c.1280   Chivalry. Catalan knight turned Franciscan missionary, philosopher, and mystic Ramon Lull (1232-1315) composes Libre de ordre de cavayleria (Book of the Order of Chivalry), an account of the origins of Christian chivalry and the qualifications, qualities and training required of a chivalric knight, emphasizing wisdom, charity, loyalty, courage, generosity, humility, honor, and prowess. The right reason to become a knight, Lull writes, is to do right; the wrong reason is for advantage and rank.

       Qualities of a chivalric knight (Lull). A proper chivalric knight MUST be 1.able-bodied; 2. of good lineage; 3. sufficiently wealthy to support his rank; 4. wise (to judge his inferiors and supervise their labors; to advise his lord); 5. generous (holds open house within the limits of his means); 6. loyal; 7. courageous; 8. honorable.

       Ethical duties of the knight (Lull): 1. to defend the Christian faith, 2. to defend his lord, 3. to protect the weak (women, children); 4. to exercise constantly by hunting and jousting in tournaments; 5. to judge the people and supervise their work (the knight acts here as a royal agent and servant); 6. to pursue robbers and evil-doers. A chivalrous knight must avoid 1) pride, 2) lechery, 3) false oaths, 4) and especially treachery (=betraying one's lord, sleeping with his wife, or surrendering his castle).

      Lull’s Libre de ordre de cavayleria became one of the most popular handbooks of chivalry of the later medieval and Renaissance periods, and was often incorporated into other handbooks and romances.


 1304   Chivalry: Codex Manesse. The Codex Manesse or Große Heidelberger Liederhandschrift is an illuminated manuscript collection of the songs of the German minnesänger, compiled for the Manesse family of Zürich.
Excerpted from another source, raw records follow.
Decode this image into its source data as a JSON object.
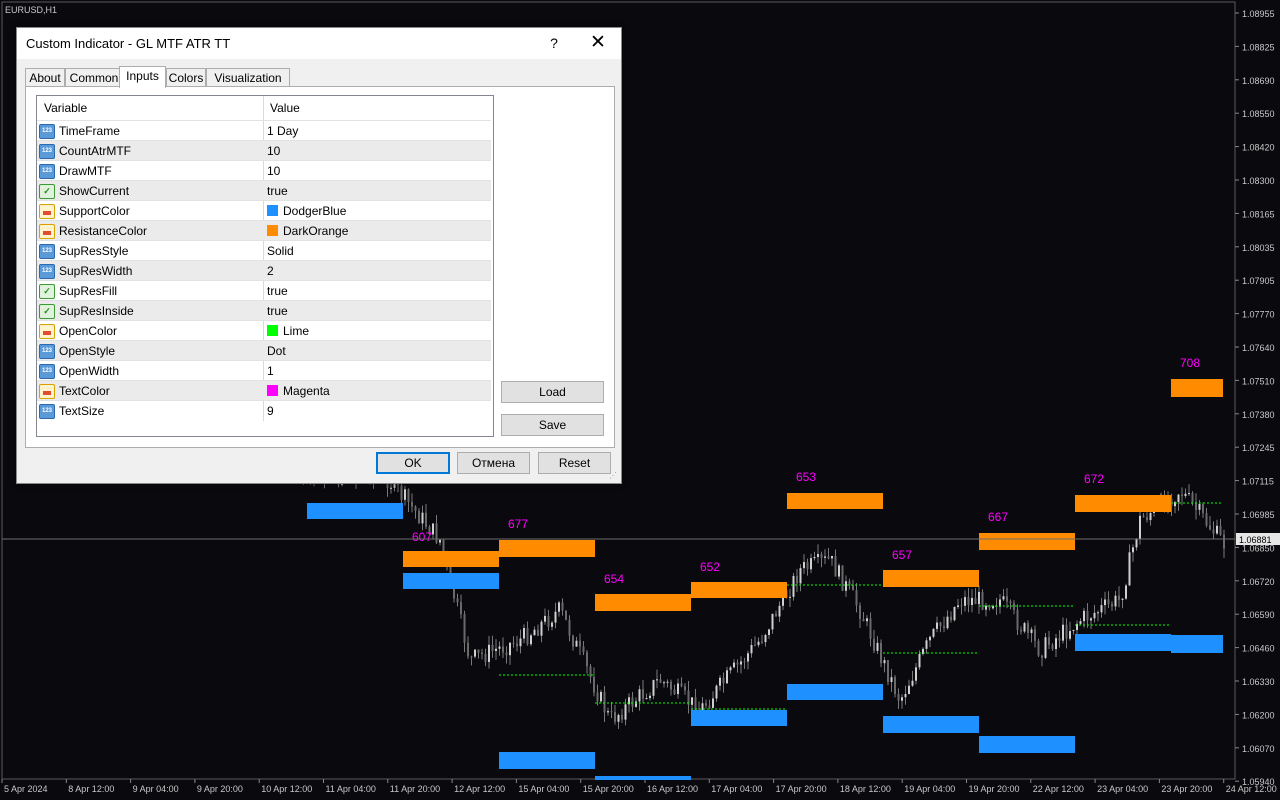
{
  "chart": {
    "symbol_label": "EURUSD,H1",
    "price_ticks": [
      "1.08955",
      "1.08825",
      "1.08690",
      "1.08550",
      "1.08420",
      "1.08300",
      "1.08165",
      "1.08035",
      "1.07905",
      "1.07770",
      "1.07640",
      "1.07510",
      "1.07380",
      "1.07245",
      "1.07115",
      "1.06985",
      "1.06850",
      "1.06720",
      "1.06590",
      "1.06460",
      "1.06330",
      "1.06200",
      "1.06070",
      "1.05940"
    ],
    "current_price": "1.06881",
    "time_ticks": [
      "5 Apr 2024",
      "8 Apr 12:00",
      "9 Apr 04:00",
      "9 Apr 20:00",
      "10 Apr 12:00",
      "11 Apr 04:00",
      "11 Apr 20:00",
      "12 Apr 12:00",
      "15 Apr 04:00",
      "15 Apr 20:00",
      "16 Apr 12:00",
      "17 Apr 04:00",
      "17 Apr 20:00",
      "18 Apr 12:00",
      "19 Apr 04:00",
      "19 Apr 20:00",
      "22 Apr 12:00",
      "23 Apr 04:00",
      "23 Apr 20:00",
      "24 Apr 12:00"
    ],
    "atr_labels": [
      "607",
      "677",
      "654",
      "652",
      "653",
      "657",
      "667",
      "672",
      "708"
    ],
    "colors": {
      "background": "#0a0a0e",
      "support": "#1e90ff",
      "resistance": "#ff8c00",
      "open_line": "#00ff00",
      "text": "#ff00ff",
      "axis_text": "#c8c8c8"
    }
  },
  "dialog": {
    "title": "Custom Indicator - GL MTF ATR TT",
    "help_label": "?",
    "close_label": "✕",
    "tabs": [
      "About",
      "Common",
      "Inputs",
      "Colors",
      "Visualization"
    ],
    "active_tab": "Inputs",
    "header": {
      "variable": "Variable",
      "value": "Value"
    },
    "params": [
      {
        "name": "TimeFrame",
        "value": "1 Day",
        "icon": "number-icon"
      },
      {
        "name": "CountAtrMTF",
        "value": "10",
        "icon": "number-icon"
      },
      {
        "name": "DrawMTF",
        "value": "10",
        "icon": "number-icon"
      },
      {
        "name": "ShowCurrent",
        "value": "true",
        "icon": "bool-icon"
      },
      {
        "name": "SupportColor",
        "value": "DodgerBlue",
        "icon": "color-icon",
        "swatch": "#1e90ff"
      },
      {
        "name": "ResistanceColor",
        "value": "DarkOrange",
        "icon": "color-icon",
        "swatch": "#ff8c00"
      },
      {
        "name": "SupResStyle",
        "value": "Solid",
        "icon": "number-icon"
      },
      {
        "name": "SupResWidth",
        "value": "2",
        "icon": "number-icon"
      },
      {
        "name": "SupResFill",
        "value": "true",
        "icon": "bool-icon"
      },
      {
        "name": "SupResInside",
        "value": "true",
        "icon": "bool-icon"
      },
      {
        "name": "OpenColor",
        "value": "Lime",
        "icon": "color-icon",
        "swatch": "#00ff00"
      },
      {
        "name": "OpenStyle",
        "value": "Dot",
        "icon": "number-icon"
      },
      {
        "name": "OpenWidth",
        "value": "1",
        "icon": "number-icon"
      },
      {
        "name": "TextColor",
        "value": "Magenta",
        "icon": "color-icon",
        "swatch": "#ff00ff"
      },
      {
        "name": "TextSize",
        "value": "9",
        "icon": "number-icon"
      }
    ],
    "side_buttons": {
      "load": "Load",
      "save": "Save"
    },
    "footer_buttons": {
      "ok": "OK",
      "cancel": "Отмена",
      "reset": "Reset"
    }
  }
}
The main section was completed in 1304, with an additional material added c.1340. The manuscript contains not only the fullest collection of love poetry in Middle High German, it also has 137 portraits of the poets, each in a representative pose. (Ulrich von Liechenstein, for example, is shown dressed as “Frau Venus,” see above 1226.)

1348      Chivalry: Order of the Garter. Probable date for King Edward III of England’s foundation of the Order of the Garter. The Order of the Garter was either the second or third of the secular orders of chivalry that various European kings instituted in the fourteenth and fifteenth centuries. Although characterized by elaborate ritual, ceremony, and pageantry consciously drawn from Arthurian romance, the chivalric societies had also practical political puproses: the “recruitment and consolidation of political loyalty; the quest for diplomatic alliance and advantage; the maintenance of legal and social status and privilege; the promotion of activities such as tourneying which had strong tones of upper-class exclusiveness” (Maurice Keen, Chivalry 190). (Manuscript illustration of Edward III granting the duchy of Aquitaine to his son Edward the Black Prince. Sir Geoffrey Lutrell on horseback assisted by his wife and daughter, from the Lutrell Psalter, c.1330)

c.1350  The French knight Geoffrey de Charny composes the Livre de chevelarie (The Book of Chivalry), a treatise on chivalry, the guiding principle of which is “he who achieves more, the more worthy.” Geoffrey de Charny’s focus is the quest for earthly honor achieved through deeds of arms, though the entire work is infused with Christian religious feeling.